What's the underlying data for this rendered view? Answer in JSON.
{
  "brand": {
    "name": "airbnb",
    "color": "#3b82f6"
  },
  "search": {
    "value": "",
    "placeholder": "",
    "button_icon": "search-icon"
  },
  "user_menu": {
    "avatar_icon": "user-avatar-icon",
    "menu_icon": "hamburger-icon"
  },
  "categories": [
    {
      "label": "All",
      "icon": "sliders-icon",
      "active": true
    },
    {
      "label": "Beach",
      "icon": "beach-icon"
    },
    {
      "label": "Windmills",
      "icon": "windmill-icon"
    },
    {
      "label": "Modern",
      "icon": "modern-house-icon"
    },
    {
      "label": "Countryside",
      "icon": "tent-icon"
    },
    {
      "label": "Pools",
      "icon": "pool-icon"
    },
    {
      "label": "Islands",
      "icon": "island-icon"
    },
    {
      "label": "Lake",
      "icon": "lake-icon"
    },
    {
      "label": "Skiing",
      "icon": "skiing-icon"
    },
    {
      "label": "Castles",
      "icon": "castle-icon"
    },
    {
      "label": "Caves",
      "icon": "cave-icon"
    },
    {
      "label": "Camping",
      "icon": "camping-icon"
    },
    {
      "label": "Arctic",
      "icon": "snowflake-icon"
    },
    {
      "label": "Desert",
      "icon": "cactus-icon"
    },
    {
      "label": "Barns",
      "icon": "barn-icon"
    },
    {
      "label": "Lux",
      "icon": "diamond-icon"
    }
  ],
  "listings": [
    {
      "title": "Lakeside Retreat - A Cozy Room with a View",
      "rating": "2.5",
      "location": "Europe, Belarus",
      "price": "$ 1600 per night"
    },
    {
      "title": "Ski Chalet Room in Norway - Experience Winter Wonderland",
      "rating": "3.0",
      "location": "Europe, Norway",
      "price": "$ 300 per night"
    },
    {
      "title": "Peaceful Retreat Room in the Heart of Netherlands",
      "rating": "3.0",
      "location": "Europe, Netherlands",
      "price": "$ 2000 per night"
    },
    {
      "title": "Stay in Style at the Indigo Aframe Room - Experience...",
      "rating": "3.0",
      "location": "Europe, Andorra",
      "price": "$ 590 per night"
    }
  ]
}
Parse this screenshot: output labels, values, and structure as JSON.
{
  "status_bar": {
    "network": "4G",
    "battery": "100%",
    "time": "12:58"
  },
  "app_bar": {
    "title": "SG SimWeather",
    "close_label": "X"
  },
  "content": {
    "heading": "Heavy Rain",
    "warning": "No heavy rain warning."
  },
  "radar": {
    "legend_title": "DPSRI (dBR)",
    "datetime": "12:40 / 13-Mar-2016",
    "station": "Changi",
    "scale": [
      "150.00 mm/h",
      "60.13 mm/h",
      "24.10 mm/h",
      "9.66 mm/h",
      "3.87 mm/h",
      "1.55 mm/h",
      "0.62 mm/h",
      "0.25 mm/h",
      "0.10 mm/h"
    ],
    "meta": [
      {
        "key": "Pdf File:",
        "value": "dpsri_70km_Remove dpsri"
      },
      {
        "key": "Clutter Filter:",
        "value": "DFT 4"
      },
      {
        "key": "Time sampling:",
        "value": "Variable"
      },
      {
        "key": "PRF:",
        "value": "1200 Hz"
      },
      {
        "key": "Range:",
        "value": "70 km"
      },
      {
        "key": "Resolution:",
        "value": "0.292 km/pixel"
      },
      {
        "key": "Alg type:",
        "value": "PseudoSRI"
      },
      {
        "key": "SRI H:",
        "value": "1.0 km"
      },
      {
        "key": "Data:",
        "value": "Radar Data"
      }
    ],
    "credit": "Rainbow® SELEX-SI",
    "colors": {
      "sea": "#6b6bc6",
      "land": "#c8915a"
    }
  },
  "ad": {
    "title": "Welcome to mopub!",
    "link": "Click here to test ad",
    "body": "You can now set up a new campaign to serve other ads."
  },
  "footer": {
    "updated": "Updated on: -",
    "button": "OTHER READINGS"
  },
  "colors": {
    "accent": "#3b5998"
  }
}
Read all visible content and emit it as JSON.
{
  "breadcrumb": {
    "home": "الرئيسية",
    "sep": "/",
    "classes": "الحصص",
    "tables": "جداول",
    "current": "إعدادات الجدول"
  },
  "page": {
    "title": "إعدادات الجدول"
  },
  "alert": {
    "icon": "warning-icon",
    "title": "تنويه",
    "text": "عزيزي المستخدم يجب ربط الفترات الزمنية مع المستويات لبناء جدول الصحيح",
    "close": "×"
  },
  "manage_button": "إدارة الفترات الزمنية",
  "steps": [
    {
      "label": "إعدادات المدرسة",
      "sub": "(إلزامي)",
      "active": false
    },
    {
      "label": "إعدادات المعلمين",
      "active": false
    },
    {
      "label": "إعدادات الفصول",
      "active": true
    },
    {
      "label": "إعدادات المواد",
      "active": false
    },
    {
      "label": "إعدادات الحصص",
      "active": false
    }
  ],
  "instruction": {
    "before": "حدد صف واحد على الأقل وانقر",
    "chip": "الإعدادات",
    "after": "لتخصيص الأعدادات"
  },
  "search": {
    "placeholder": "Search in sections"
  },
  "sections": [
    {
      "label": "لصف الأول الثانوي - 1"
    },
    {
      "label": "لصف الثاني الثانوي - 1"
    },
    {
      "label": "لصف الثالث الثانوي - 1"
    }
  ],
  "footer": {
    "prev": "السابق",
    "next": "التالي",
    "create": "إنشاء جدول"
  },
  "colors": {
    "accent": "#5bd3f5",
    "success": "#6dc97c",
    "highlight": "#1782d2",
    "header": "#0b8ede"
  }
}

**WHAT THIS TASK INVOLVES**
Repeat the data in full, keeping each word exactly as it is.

**TASK OUTPUT**
What's the underlying data for this rendered view? Answer in JSON.
{
  "brand": {
    "name": "airbnb",
    "color": "#3b82f6"
  },
  "search": {
    "value": "",
    "placeholder": "",
    "button_icon": "search-icon"
  },
  "user_menu": {
    "avatar_icon": "user-avatar-icon",
    "menu_icon": "hamburger-icon"
  },
  "categories": [
    {
      "label": "All",
      "icon": "sliders-icon",
      "active": true
    },
    {
      "label": "Beach",
      "icon": "beach-icon"
    },
    {
      "label": "Windmills",
      "icon": "windmill-icon"
    },
    {
      "label": "Modern",
      "icon": "modern-house-icon"
    },
    {
      "label": "Countryside",
      "icon": "tent-icon"
    },
    {
      "label": "Pools",
      "icon": "pool-icon"
    },
    {
      "label": "Islands",
      "icon": "island-icon"
    },
    {
      "label": "Lake",
      "icon": "lake-icon"
    },
    {
      "label": "Skiing",
      "icon": "skiing-icon"
    },
    {
      "label": "Castles",
      "icon": "castle-icon"
    },
    {
      "label": "Caves",
      "icon": "cave-icon"
    },
    {
      "label": "Camping",
      "icon": "camping-icon"
    },
    {
      "label": "Arctic",
      "icon": "snowflake-icon"
    },
    {
      "label": "Desert",
      "icon": "cactus-icon"
    },
    {
      "label": "Barns",
      "icon": "barn-icon"
    },
    {
      "label": "Lux",
      "icon": "diamond-icon"
    }
  ],
  "listings": [
    {
      "title": "Lakeside Retreat - A Cozy Room with a View",
      "rating": "2.5",
      "location": "Europe, Belarus",
      "price": "$ 1600 per night"
    },
    {
      "title": "Ski Chalet Room in Norway - Experience Winter Wonderland",
      "rating": "3.0",
      "location": "Europe, Norway",
      "price": "$ 300 per night"
    },
    {
      "title": "Peaceful Retreat Room in the Heart of Netherlands",
      "rating": "3.0",
      "location": "Europe, Netherlands",
      "price": "$ 2000 per night"
    },
    {
      "title": "Stay in Style at the Indigo Aframe Room - Experience...",
      "rating": "3.0",
      "location": "Europe, Andorra",
      "price": "$ 590 per night"
    }
  ]
}
Parse this screenshot: output labels, values, and structure as JSON.
{
  "status_bar": {
    "network": "4G",
    "battery": "100%",
    "time": "12:58"
  },
  "app_bar": {
    "title": "SG SimWeather",
    "close_label": "X"
  },
  "content": {
    "heading": "Heavy Rain",
    "warning": "No heavy rain warning."
  },
  "radar": {
    "legend_title": "DPSRI (dBR)",
    "datetime": "12:40 / 13-Mar-2016",
    "station": "Changi",
    "scale": [
      "150.00 mm/h",
      "60.13 mm/h",
      "24.10 mm/h",
      "9.66 mm/h",
      "3.87 mm/h",
      "1.55 mm/h",
      "0.62 mm/h",
      "0.25 mm/h",
      "0.10 mm/h"
    ],
    "meta": [
      {
        "key": "Pdf File:",
        "value": "dpsri_70km_Remove dpsri"
      },
      {
        "key": "Clutter Filter:",
        "value": "DFT 4"
      },
      {
        "key": "Time sampling:",
        "value": "Variable"
      },
      {
        "key": "PRF:",
        "value": "1200 Hz"
      },
      {
        "key": "Range:",
        "value": "70 km"
      },
      {
        "key": "Resolution:",
        "value": "0.292 km/pixel"
      },
      {
        "key": "Alg type:",
        "value": "PseudoSRI"
      },
      {
        "key": "SRI H:",
        "value": "1.0 km"
      },
      {
        "key": "Data:",
        "value": "Radar Data"
      }
    ],
    "credit": "Rainbow® SELEX-SI",
    "colors": {
      "sea": "#6b6bc6",
      "land": "#c8915a"
    }
  },
  "ad": {
    "title": "Welcome to mopub!",
    "link": "Click here to test ad",
    "body": "You can now set up a new campaign to serve other ads."
  },
  "footer": {
    "updated": "Updated on: -",
    "button": "OTHER READINGS"
  },
  "colors": {
    "accent": "#3b5998"
  }
}
Read all visible content and emit it as JSON.
{
  "breadcrumb": {
    "home": "الرئيسية",
    "sep": "/",
    "classes": "الحصص",
    "tables": "جداول",
    "current": "إعدادات الجدول"
  },
  "page": {
    "title": "إعدادات الجدول"
  },
  "alert": {
    "icon": "warning-icon",
    "title": "تنويه",
    "text": "عزيزي المستخدم يجب ربط الفترات الزمنية مع المستويات لبناء جدول الصحيح",
    "close": "×"
  },
  "manage_button": "إدارة الفترات الزمنية",
  "steps": [
    {
      "label": "إعدادات المدرسة",
      "sub": "(إلزامي)",
      "active": false
    },
    {
      "label": "إعدادات المعلمين",
      "active": false
    },
    {
      "label": "إعدادات الفصول",
      "active": true
    },
    {
      "label": "إعدادات المواد",
      "active": false
    },
    {
      "label": "إعدادات الحصص",
      "active": false
    }
  ],
  "instruction": {
    "before": "حدد صف واحد على الأقل وانقر",
    "chip": "الإعدادات",
    "after": "لتخصيص الأعدادات"
  },
  "search": {
    "placeholder": "Search in sections"
  },
  "sections": [
    {
      "label": "لصف الأول الثانوي - 1"
    },
    {
      "label": "لصف الثاني الثانوي - 1"
    },
    {
      "label": "لصف الثالث الثانوي - 1"
    }
  ],
  "footer": {
    "prev": "السابق",
    "next": "التالي",
    "create": "إنشاء جدول"
  },
  "colors": {
    "accent": "#5bd3f5",
    "success": "#6dc97c",
    "highlight": "#1782d2",
    "header": "#0b8ede"
  }
}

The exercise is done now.